For the Dough:
300ml warm water
·      1 sachet (7g) fast action yeast
·      1 tsp sugar
·      150ml warm milk
·      1 tbsp sunflower oil
·      2 tbsp natural yoghurt
·      780g plain white flour

For the Topping:
4 onions, peeled, roughly chopped
·      3 large ripe tomatoes, roughly chopped
·      1 red bell pepper, cored, roughly chopped
·      1 green bell pepper, cored, roughly chopped
·      6 cloves garlic, peeled
·      1 large handful (bunch) fresh parsley, roughly chopped
·      2 level tbsp tomato puree
·      2 level tbsp red pepper paste
·      3 tbsp sunflower oil
·      1 heaped tsp cumin
·      1 heaped tsp paprika
·      1 tsp pul biber
·      1 tsp salt
·      1 tsp black pepper
·      400g beef mince (you can use lamb mince if you prefer, which is more traditional)
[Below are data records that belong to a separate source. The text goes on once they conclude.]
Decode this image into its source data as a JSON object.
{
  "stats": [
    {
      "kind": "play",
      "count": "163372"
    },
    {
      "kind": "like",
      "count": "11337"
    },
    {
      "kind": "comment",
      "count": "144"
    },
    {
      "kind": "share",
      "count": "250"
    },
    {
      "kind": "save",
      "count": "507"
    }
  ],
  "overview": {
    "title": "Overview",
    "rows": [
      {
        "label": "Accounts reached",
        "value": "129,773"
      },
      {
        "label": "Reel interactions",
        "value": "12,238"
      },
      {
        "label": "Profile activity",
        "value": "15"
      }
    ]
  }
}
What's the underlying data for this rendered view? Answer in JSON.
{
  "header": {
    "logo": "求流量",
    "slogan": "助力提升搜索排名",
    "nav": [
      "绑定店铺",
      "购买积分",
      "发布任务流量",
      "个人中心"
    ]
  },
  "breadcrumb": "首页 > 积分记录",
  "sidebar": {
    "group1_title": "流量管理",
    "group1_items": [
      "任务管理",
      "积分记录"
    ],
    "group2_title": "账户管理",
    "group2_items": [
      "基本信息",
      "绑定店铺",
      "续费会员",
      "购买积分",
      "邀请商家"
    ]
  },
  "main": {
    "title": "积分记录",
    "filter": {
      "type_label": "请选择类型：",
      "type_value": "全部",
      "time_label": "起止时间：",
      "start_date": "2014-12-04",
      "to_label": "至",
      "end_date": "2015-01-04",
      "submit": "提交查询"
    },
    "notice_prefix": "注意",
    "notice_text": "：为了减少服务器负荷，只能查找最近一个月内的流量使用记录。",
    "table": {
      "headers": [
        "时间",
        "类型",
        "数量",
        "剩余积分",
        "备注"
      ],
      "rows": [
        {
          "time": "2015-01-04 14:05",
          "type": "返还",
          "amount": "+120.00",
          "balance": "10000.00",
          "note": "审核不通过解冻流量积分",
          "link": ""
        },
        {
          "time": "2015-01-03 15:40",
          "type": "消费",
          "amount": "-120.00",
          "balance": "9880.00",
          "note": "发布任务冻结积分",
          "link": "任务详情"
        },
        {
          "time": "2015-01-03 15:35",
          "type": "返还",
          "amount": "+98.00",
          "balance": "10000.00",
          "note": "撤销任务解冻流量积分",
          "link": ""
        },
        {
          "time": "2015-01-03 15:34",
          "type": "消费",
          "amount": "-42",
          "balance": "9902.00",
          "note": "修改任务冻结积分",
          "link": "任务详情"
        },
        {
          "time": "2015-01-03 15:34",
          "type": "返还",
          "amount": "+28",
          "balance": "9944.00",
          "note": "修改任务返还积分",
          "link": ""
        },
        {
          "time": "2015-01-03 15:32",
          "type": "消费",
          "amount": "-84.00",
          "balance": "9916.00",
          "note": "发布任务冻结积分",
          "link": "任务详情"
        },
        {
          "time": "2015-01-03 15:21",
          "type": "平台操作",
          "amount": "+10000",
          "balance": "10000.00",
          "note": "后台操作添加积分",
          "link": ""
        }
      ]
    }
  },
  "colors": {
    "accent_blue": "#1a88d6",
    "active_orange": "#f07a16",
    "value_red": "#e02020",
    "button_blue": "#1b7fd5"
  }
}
For the dough: Pour the water into a large bowl and gently stir in the yeast and sugar. Pour in the milk, oil and yoghurt, and whisk gently with a fork. 
Start to sift in the flour and the salt (I did a third at a time), and start by stirring with a spoon or a fork, and then getting your hands involved once most of the flour has been added. Once the flour has been fully mixed in, put the dough onto a surface and knead for at least 10-15 minutes until the dough is soft and pliable. 
Rub a little olive over the dough, place back into the bowl, and cover with clingfilm or a tea towel and leave for up to an hour. 
While the dough is proving, make the topping mixture. 
5.   Blitz the onions in a food processor, then place them into a sieve over a large bowl so excess liquid can drain out. 
6.  Blitz the tomatoes and add to a large deep tray or dish. Do the same with the peppers, parsley and garlic all at once and add to the dish. 
7.   Add the meat, spices, seasoning and oil to the dish, and finally the drained onions (you can gently ease a little more liquid out of the onions, by pushing down on them lightly with the back of a spoon while they're in the sieve), and mix everything together really well for a few minutes with your hands (it's quite a loose mixture). Cover the dish with clingfilm and place in the fridge until the dough is ready. 
After an hour, the dough will be ready and risen, so take it out of the bowl and punch it down a little. Knead again for a minute or so, then divide the dough into 18-20 equal sized balls. 
Take the topping mixture out of the fridge. 
Flour the surface liberally and start rolling out each of the balls into a thin disk, the size of a dinner plate. 
11.Heat a large bottomed frying / saute pan (again, where the base is roughly the size of a dinner plate), on a medium to low heat. Do not add anything to the pan. At the same time, heat the grill (I set mine to 3). 
Once the pan is hot, add one of the lahmacun bases to the pan and quickly, but carefully, spread a heaped tbsp (or a little more) of the topping all over it, keeping it just shy of the edges of the base. 
13.              After 3-4 minutes the base should have browned (with slightly darker spot marks all over), at which point you can pop it under the grill for another 3-5 minutes for the top to brown a little. 
Once you have the first one in the pan, the trick is to start rolling the others until you've always got one in the pan, under the grill and one rolled (all at the same time), so that once the one in the grill comes out, and the one in the pan goes under the grill, the rolled one can go into the empty pan to start the process all over again. Keep repeating this process until all 18-20 lahmacun are cooked (stack them on top of each other as they come out of the grill). 
These are wonderful served with lots of freshly squeezed lemon, sliced onion and fresh parsley (I like fresh tomatoes in there too), then rolled up and devoured. 

Iklan Atas Artikel

Iklan Tengah Artikel 1

Iklan Tengah Artikel 2

Iklan Bawah Artikel